Rideshare companies Lyft and Uber are now legal in Salt Lake City---as long as they abide by a few rules.
The council removed the $30 minimum and 30-minute pre-arrangement requirement that’s in place for taxi services. The ordinance also requires drivers have city-authorized background checks and vehicle inspections. Lyft and Uber drivers have been issued fines of up to $6500 for non-compliance with existing regulations. David Everitt is Salt Lake City Mayor Ralph Becker’s chief of staff. He says Tuesday night’s decision is a work in progress, but the rules are necessary.
The Salt Lake City council is set to pass an ordinance next week requiring ride-share drivers to comply with local ground transportation laws. But the companies, Uber, Lyft and Sidecar have launched a campaign to fight the proposal.
The ads on Facebook ask the public to urge members of the Salt Lake City council to vote “no” on the new rules-saying it will kill ridesharing in the city. The ordinance requires drivers undergo city background checks and vehicle safety inspections—something Lyft and Uber already do privately.
Salt Lake City leaders are deciding whether or not to make room for embattled peer-to-peer car-sharing service Lyft. Lyft is one of a handful of new online companies that connect drivers through a smart-phone app to passengers in cities all over the globe.

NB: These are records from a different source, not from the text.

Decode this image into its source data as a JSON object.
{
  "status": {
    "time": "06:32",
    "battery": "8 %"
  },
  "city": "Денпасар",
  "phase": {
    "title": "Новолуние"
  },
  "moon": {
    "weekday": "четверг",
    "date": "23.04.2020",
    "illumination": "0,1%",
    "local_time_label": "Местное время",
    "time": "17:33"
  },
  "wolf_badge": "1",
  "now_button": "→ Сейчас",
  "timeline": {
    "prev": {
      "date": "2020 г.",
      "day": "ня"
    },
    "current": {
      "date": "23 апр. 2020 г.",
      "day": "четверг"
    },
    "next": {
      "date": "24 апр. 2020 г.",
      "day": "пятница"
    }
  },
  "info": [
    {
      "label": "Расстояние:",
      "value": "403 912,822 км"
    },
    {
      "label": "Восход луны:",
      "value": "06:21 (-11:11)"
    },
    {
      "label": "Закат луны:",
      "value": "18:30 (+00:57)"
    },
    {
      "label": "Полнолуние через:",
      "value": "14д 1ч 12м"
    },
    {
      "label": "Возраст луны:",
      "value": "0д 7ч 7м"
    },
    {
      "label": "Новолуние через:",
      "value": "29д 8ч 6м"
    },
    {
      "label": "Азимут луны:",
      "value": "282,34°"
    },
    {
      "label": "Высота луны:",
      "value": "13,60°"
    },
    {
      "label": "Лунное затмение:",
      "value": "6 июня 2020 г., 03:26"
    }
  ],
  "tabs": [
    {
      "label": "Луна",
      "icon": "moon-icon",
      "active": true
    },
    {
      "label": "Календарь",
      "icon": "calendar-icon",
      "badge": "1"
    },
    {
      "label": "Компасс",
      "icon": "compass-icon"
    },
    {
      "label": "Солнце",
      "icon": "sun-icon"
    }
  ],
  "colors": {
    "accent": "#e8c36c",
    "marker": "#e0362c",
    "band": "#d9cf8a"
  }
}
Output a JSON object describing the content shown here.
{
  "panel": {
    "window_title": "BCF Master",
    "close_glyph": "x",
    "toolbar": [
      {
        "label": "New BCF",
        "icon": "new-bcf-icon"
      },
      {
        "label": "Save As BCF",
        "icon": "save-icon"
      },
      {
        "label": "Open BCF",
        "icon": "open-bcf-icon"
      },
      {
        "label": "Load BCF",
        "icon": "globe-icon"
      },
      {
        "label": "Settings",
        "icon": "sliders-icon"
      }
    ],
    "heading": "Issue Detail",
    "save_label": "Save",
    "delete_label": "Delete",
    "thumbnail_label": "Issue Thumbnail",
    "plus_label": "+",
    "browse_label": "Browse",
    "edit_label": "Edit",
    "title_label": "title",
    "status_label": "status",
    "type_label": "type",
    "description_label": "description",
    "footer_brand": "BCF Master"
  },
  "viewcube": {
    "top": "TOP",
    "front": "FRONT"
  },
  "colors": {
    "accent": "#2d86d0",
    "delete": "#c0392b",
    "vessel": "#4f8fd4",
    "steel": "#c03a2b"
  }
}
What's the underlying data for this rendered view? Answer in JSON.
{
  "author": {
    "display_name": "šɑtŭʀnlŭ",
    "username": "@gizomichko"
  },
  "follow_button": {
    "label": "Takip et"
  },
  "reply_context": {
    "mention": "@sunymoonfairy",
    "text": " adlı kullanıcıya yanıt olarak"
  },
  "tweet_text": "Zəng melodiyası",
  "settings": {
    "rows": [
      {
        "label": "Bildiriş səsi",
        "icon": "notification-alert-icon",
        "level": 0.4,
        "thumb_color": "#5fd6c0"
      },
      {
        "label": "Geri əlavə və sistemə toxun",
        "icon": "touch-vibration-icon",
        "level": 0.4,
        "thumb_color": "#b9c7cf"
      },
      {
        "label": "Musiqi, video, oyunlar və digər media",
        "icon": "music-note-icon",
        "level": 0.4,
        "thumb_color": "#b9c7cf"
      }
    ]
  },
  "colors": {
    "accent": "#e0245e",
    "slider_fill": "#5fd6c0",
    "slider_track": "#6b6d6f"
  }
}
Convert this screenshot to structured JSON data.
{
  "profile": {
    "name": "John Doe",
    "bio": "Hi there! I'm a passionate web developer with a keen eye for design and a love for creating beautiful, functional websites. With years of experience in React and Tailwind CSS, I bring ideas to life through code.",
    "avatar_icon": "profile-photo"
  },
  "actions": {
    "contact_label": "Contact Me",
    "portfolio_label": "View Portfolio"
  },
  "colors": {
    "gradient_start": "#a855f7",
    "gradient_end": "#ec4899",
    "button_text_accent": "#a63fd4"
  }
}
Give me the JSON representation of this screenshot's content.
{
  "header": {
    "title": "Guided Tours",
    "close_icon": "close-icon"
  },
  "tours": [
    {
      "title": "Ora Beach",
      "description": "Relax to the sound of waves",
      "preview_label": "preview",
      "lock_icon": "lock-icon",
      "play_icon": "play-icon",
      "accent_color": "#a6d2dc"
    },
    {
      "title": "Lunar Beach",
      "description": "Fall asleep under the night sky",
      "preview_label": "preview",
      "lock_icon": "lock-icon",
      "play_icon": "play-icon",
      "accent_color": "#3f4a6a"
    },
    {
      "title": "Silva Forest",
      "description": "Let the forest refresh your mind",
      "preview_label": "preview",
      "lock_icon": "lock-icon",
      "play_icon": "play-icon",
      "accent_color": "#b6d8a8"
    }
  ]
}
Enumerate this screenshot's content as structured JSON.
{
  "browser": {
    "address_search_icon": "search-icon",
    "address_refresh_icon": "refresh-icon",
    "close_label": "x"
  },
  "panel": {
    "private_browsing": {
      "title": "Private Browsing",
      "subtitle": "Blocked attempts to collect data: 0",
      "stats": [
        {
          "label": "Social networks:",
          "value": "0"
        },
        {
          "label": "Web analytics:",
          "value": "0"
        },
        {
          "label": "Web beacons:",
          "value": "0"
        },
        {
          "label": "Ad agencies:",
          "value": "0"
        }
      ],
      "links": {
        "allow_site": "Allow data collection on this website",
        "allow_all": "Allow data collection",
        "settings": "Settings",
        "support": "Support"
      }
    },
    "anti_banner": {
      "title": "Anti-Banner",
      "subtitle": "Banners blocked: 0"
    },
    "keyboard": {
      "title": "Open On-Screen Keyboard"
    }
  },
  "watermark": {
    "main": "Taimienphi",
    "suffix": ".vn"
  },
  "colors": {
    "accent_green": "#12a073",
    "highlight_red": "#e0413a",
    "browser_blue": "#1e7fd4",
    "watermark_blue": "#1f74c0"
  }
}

Salt Lake City resident Darin Berntson first used a car-sharing app like Lyft, called Uber when he was traveling in Boston. He likes that the experience is a bit more personal than a taxi cab.
A Salt Lake City taxi cab company says the city should be more serious about cracking down on ride-share company Lyft instead of just warning drivers who city officials say are breaking the law.
Lyft is a smart-phone app that connects passengers to local drivers who offer rides with their own personal vehicles, identified by a pink mustache on the grill. City officials say it’s an innovative idea, but the company must first comply with local rules and regulations.
Salt Lake City is issuing warning citations to anyone offering a car-ride service without a business license—and yes that means the drivers of the pink mustachioed cars that recently hit Salt Lake City streets.
San Francisco-based Lyft is a booking service that connects ride-seekers to local drivers through a smart-phone app. The drivers use their own vehicles, which can be identified by a large pink mustache on the grill. The company launched its program in Salt Lake City about a week ago.